We have a tremendously talented leader, our CEO Susan Docherty. She and the executive team that she has appointed -- including myself -- are fully committed to the mission of Canyon Ranch and to continuing to lead in the wellness area. But we also brought on executives like myself with hospitality experience, and we really want to continue to elevate the hospitality aspect of the experience. We're also looking at a number of other areas to develop and extend the brand. We're looking at urban locations, for example, and we're looking for healthy culinary concepts to launch potentially as standalone restaurants. We're pursuing expansion of our "At Sea" product that's currently offered on 20 cruise ships. And we are also looking to serve new markets, like potentially families. There's a lot that's in the development pipeline, and we're really excited about the future.
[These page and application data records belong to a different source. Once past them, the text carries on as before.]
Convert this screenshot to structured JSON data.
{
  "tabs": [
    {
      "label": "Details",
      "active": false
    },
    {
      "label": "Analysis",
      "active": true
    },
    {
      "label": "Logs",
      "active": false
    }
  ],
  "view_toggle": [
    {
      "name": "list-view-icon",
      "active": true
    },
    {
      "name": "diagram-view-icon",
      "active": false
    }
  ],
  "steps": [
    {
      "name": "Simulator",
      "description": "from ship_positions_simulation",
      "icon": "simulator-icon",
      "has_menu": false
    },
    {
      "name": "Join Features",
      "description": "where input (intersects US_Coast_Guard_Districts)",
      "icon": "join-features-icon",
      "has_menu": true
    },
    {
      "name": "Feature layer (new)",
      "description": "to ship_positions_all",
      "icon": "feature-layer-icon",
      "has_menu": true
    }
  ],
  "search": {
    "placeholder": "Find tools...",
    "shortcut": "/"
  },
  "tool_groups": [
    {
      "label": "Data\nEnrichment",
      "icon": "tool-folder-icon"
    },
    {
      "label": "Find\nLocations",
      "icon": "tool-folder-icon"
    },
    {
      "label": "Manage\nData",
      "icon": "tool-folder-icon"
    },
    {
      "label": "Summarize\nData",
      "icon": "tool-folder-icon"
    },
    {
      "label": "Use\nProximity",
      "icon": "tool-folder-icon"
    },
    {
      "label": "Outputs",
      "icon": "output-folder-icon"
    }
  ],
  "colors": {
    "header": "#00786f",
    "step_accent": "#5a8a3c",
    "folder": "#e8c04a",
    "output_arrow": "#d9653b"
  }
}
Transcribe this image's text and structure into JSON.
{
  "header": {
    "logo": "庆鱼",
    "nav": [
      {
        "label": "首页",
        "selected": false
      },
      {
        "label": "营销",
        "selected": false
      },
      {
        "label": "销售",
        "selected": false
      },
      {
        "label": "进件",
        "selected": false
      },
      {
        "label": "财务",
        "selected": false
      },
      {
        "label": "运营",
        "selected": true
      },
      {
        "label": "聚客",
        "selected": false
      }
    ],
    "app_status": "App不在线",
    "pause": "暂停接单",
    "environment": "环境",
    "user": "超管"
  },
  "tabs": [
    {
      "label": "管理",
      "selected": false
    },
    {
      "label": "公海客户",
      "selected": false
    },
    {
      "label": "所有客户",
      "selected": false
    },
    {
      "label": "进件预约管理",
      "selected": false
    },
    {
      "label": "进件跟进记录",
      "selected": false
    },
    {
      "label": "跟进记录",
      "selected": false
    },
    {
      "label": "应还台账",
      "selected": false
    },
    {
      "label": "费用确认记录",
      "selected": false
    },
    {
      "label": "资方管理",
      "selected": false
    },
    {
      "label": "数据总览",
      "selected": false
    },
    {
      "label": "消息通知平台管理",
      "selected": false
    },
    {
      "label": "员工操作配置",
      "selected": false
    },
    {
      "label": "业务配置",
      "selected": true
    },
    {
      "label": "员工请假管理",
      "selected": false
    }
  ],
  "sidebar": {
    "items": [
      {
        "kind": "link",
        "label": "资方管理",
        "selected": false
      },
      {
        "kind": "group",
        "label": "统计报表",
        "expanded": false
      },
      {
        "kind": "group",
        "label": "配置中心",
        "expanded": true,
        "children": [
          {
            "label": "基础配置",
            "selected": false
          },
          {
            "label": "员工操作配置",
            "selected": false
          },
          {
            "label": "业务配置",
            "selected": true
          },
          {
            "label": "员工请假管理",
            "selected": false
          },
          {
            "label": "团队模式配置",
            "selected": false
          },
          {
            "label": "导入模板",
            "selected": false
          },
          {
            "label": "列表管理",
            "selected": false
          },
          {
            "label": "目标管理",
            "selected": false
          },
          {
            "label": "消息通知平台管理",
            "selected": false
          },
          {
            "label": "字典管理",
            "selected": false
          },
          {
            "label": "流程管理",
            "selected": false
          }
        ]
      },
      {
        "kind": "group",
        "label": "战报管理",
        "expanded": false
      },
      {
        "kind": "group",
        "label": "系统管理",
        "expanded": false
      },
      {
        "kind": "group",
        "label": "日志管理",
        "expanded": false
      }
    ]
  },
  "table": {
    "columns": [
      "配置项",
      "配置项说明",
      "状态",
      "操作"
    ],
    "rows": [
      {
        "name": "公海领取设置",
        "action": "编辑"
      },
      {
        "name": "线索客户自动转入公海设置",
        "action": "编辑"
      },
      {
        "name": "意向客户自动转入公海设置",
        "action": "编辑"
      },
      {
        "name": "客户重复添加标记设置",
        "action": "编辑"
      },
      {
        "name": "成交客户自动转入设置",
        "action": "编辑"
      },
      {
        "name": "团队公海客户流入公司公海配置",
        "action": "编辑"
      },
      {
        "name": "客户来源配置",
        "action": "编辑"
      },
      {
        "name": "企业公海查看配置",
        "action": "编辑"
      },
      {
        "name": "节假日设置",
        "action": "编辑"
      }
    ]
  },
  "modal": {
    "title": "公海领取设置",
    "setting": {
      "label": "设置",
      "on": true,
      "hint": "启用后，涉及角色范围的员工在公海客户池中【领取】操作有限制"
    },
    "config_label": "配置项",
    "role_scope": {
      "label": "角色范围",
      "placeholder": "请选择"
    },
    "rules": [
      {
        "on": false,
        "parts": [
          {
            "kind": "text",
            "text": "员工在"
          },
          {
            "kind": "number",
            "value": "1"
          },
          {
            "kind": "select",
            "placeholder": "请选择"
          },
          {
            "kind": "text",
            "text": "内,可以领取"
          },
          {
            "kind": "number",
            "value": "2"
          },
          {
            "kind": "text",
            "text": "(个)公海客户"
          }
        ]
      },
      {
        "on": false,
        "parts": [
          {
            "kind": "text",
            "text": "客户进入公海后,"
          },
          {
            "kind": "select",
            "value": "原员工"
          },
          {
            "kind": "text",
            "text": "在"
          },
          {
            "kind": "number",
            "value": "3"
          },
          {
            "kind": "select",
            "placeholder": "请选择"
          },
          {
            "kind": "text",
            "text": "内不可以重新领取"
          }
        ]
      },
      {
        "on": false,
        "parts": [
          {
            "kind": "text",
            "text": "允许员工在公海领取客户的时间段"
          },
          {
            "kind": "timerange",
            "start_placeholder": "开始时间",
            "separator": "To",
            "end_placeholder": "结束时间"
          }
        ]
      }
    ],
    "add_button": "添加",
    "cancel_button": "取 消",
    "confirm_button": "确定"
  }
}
Obviously, leisure travelers have really embraced wellness travel. What about the group market?

We've had some great success and look forward to even more with meeting and event planners. We're more than a relaxation or spa venue; we give attendees tools to leave the meeting and have more work/life balance, which then is going to go back in their work situations and make them more productive. Feeling better produces better results. All those things work in our favor. 

Meeting planners like our program because it's all-inclusive. Everything is self-contained. One thing that people really respond to is the opportunity to disconnect. Everybody's on their devices 24/7. Meeting planners and attendees love our program because it gives them the opportunity to take a break from the hyper-connected environment we're in. Another thing we offer that meeting planners love is opportunities to build a sense of community. Teambuilding is really important to planners and we can provide a variety of activities to help them accomplish that. For example, we offer a demo kitchen where you can have a hands-on learning experience about the healthy foods that you're eating when you're on-property. Or we can do a ropes course, or hiking or canoeing. These are things that make us unique and have made us popular with the meeting planning community.

You offered a glimpse of where Canyon Ranch as a brand is going next. What about health and wellness as an industry? What trends should meeting planners be watching if they want to stay on the cutting edge of healthy meetings?

In terms of meetings, there will be a focus going forward on the refinement of venues. The meeting space itself will be promoting wellbeing in terms of the airflow and the lighting and even the seating, which will move away from the traditional. I think people are interested in a connection to nature, so there will be more opportunities for meetings and conversations to take place in a more informal way outdoors. And as I said, work/life balance is very, very critical to people, so I think the industry will continue to look for ways to provide people with at-home and at-work tools to keep themselves healthy and ensure peak performance. Those are all areas that will continue to be very prevalent in the space.